NEW YORK (AP) ' The United States and Afghanistan's government will continue peace outreach to the Taliban following the assassination of the Afghan statesman leading the effort there, U.S. Secretary of State Hillary Rodham Clinton said Thursday.
Clinton condemned the killing of former Afghan President Burhanuddin Rabbani but says the work he did will continue.
"We have always known there are those who will do all they can to undermine the cause of peace and reconciliation and we will surely see more violence before this is over," Clinton said, but added she is confident Afghanistan and its international backers will not drop support for the country or the Afghan High Peace Council, which Rabbani led.
She spoke at an Afghan economic development event on the sidelines of the United Nations General Assembly.
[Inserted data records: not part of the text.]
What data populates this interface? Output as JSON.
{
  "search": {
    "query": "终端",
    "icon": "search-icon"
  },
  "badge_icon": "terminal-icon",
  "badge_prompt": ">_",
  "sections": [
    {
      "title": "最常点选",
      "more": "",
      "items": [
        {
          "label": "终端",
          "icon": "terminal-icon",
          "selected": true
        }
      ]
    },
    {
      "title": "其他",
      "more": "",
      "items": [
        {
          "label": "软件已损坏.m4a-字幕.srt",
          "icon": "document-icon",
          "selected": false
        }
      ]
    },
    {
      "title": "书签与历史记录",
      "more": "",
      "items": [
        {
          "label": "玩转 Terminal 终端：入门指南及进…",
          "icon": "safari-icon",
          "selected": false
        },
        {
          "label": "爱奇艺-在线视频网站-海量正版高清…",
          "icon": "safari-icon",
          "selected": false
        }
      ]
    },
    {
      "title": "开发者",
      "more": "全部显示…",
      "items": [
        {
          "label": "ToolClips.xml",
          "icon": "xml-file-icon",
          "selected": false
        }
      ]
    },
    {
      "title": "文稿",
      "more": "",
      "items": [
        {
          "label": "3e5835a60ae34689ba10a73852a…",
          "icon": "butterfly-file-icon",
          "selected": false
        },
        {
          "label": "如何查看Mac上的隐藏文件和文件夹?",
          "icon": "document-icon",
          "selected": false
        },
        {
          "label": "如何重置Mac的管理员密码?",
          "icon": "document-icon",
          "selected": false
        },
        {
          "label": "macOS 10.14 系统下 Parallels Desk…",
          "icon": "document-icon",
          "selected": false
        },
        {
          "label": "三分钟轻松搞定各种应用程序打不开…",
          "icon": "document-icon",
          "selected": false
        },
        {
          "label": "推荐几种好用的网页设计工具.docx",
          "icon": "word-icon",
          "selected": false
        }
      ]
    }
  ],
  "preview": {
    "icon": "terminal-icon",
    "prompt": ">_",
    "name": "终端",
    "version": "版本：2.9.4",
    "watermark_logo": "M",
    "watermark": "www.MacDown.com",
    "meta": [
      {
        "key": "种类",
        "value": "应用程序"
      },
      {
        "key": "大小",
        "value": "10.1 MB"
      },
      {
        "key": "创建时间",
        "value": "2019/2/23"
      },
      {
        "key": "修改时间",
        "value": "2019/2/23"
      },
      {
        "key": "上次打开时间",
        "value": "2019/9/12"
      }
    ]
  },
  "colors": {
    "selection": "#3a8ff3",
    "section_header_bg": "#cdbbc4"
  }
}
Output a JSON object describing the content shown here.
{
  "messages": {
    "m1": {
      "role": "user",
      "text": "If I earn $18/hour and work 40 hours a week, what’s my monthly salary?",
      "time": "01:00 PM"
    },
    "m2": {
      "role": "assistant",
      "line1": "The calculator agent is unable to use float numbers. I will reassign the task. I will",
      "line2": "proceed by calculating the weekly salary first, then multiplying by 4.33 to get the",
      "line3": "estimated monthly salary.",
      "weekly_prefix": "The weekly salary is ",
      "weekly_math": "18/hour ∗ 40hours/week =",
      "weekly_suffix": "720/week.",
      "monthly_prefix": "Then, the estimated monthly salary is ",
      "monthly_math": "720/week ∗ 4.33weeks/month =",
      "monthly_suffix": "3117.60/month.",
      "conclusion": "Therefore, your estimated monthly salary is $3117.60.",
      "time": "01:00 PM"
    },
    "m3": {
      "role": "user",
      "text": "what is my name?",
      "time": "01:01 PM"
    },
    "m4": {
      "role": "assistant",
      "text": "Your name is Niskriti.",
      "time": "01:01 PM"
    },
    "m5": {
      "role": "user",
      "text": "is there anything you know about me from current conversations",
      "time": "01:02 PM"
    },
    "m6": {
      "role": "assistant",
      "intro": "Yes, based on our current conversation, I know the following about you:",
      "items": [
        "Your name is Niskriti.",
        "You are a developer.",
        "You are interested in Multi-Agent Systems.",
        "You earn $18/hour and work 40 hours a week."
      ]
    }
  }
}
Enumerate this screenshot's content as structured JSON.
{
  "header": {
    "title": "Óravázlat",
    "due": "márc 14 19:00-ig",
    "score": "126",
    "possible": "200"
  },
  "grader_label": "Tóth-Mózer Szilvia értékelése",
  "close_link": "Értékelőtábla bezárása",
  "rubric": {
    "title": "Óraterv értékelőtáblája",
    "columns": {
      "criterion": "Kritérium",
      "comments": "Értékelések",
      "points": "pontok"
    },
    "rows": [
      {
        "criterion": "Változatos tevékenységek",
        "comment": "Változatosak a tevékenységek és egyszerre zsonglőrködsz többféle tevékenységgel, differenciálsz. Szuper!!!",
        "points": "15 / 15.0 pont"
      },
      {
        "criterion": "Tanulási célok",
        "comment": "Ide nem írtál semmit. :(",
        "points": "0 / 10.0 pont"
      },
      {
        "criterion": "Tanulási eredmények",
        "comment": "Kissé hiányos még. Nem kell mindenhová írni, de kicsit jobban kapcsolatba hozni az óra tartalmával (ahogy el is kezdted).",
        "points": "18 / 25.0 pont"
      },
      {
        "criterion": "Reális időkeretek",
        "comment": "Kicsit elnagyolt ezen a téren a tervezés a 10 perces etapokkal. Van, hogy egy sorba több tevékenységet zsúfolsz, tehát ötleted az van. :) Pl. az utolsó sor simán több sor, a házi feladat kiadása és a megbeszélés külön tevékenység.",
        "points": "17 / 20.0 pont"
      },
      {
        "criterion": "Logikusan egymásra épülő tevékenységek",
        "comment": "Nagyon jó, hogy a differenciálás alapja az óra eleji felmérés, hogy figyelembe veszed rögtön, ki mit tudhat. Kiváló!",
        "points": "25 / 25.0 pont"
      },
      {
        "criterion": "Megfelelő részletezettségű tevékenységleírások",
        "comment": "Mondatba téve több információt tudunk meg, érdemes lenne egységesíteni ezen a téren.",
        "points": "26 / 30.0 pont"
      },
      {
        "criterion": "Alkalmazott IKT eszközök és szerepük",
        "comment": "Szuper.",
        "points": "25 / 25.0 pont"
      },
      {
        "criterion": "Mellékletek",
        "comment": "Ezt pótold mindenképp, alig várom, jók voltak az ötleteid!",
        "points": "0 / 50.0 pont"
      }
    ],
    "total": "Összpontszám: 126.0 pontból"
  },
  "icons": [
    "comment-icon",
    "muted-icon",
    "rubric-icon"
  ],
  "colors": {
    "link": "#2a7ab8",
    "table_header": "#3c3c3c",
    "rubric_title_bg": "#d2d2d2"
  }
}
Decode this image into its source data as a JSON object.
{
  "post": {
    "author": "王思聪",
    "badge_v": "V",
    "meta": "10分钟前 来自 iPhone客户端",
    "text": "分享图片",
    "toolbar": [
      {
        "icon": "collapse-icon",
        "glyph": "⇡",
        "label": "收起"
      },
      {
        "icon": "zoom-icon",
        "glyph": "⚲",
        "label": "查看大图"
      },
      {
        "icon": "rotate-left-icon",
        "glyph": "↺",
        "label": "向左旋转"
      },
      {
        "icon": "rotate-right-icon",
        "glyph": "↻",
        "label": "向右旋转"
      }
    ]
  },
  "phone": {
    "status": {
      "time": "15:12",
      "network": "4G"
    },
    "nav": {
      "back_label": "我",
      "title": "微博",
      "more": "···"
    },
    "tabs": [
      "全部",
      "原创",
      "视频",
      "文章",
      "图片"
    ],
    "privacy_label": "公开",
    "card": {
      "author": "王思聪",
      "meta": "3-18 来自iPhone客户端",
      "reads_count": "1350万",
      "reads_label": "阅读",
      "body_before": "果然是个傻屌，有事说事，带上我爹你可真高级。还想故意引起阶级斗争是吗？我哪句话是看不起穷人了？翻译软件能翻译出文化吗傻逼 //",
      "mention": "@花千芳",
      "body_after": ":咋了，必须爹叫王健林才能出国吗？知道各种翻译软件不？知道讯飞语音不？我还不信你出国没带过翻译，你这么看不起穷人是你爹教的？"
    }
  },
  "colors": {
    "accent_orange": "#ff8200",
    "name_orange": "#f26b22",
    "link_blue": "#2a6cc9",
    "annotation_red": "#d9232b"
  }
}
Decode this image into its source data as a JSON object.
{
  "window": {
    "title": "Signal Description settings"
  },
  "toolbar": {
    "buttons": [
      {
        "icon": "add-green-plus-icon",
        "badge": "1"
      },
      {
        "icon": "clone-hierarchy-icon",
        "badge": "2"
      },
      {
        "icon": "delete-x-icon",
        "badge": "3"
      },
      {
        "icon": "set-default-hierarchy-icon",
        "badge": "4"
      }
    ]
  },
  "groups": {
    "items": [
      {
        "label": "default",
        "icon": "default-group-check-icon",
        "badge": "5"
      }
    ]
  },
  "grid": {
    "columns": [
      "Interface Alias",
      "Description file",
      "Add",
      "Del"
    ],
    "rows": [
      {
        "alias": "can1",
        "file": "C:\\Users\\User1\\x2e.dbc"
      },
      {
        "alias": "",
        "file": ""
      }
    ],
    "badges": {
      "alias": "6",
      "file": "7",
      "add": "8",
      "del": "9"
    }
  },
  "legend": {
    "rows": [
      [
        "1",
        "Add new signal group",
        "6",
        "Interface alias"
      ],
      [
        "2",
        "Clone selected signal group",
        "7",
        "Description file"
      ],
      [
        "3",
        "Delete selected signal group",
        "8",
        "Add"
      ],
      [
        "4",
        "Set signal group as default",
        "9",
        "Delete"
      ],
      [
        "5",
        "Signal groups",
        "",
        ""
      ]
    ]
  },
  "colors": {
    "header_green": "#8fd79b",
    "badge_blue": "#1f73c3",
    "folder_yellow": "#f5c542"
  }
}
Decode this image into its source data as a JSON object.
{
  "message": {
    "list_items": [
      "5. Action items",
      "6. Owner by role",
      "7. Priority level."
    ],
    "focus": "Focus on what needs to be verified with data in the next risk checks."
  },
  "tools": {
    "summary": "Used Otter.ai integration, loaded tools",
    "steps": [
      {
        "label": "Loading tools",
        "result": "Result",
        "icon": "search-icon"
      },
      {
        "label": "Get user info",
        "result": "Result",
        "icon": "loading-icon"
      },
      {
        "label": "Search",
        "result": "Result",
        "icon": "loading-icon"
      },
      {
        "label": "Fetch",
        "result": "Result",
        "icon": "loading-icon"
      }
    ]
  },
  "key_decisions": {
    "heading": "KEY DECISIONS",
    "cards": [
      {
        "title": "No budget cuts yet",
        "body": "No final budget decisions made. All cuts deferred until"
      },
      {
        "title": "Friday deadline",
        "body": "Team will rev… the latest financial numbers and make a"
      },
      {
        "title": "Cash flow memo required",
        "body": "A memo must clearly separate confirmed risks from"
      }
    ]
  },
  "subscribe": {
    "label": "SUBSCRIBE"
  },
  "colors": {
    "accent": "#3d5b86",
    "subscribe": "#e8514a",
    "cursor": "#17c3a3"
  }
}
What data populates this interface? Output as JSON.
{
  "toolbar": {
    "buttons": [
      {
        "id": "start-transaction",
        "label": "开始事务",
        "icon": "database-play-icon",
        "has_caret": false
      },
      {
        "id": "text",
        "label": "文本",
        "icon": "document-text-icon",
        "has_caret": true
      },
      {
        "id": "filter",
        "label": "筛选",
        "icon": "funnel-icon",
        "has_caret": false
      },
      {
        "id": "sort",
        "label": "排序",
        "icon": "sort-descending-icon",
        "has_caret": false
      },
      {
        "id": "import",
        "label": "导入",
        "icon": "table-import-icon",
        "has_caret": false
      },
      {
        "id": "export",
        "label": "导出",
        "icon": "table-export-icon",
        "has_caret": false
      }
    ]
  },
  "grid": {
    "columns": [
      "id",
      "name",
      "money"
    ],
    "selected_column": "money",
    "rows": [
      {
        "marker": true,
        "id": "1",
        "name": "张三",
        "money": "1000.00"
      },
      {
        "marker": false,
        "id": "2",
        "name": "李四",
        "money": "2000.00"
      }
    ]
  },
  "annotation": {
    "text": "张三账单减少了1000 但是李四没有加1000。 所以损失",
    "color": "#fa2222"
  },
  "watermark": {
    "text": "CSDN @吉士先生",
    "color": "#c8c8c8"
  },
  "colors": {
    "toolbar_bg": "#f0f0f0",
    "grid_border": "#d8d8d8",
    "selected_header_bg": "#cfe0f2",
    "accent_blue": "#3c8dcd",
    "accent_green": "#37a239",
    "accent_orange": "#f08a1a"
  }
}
The U.S. backs reconciliation between Afghanistan's government and Taliban insurgents. Such a peace deal is seen as key to ending the war and bringing U.S. forces home, even if it involves talks with militants responsible for attacking U.S. forces.
Clinton said the peace outreach, which the U.S. calls political reconciliation, is part of a "political strategy we hope will end the conflict and chart a more peaceful future for the entire region."
Clinton repeated that reconciliation must be based on "clear red lines," which the U.S. has previously said include renouncing violence.
Rabbani's death Tuesday was a setback to the peace effort, as was a lengthy rocket attack on the U.S. Embassy in Kabul earlier this month. The outreach is complicated and multilayered, with Afghan President Hamid Karzai pursuing one track while U.S. envoys directly met with a Taliban envoy earlier this year. Next-door Pakistan's support for any eventual deal is key, ini part because militants attacking Afghan and U.S. forces in Afghanistan rest and rearm in Pakistan.
The Taliban has not claimed responsibility for Rabbani's death. Spokesmen for the insurgents won't discuss the killing.
But Shafiqullah Tahiri, a spokesman for the Afghan intelligence service, said the killing had been carefully plotted for four months by the Afghan Taliban's governing council known as the Quetta Shura, named after a city in Pakistan.
Karzai told reporters Thursday that Rabbani was killed at home when he went to shake the hand of a man who had billed himself as a Taliban envoy with an important message about peace.
"It was not a peace message. It was a trick," Karzai said.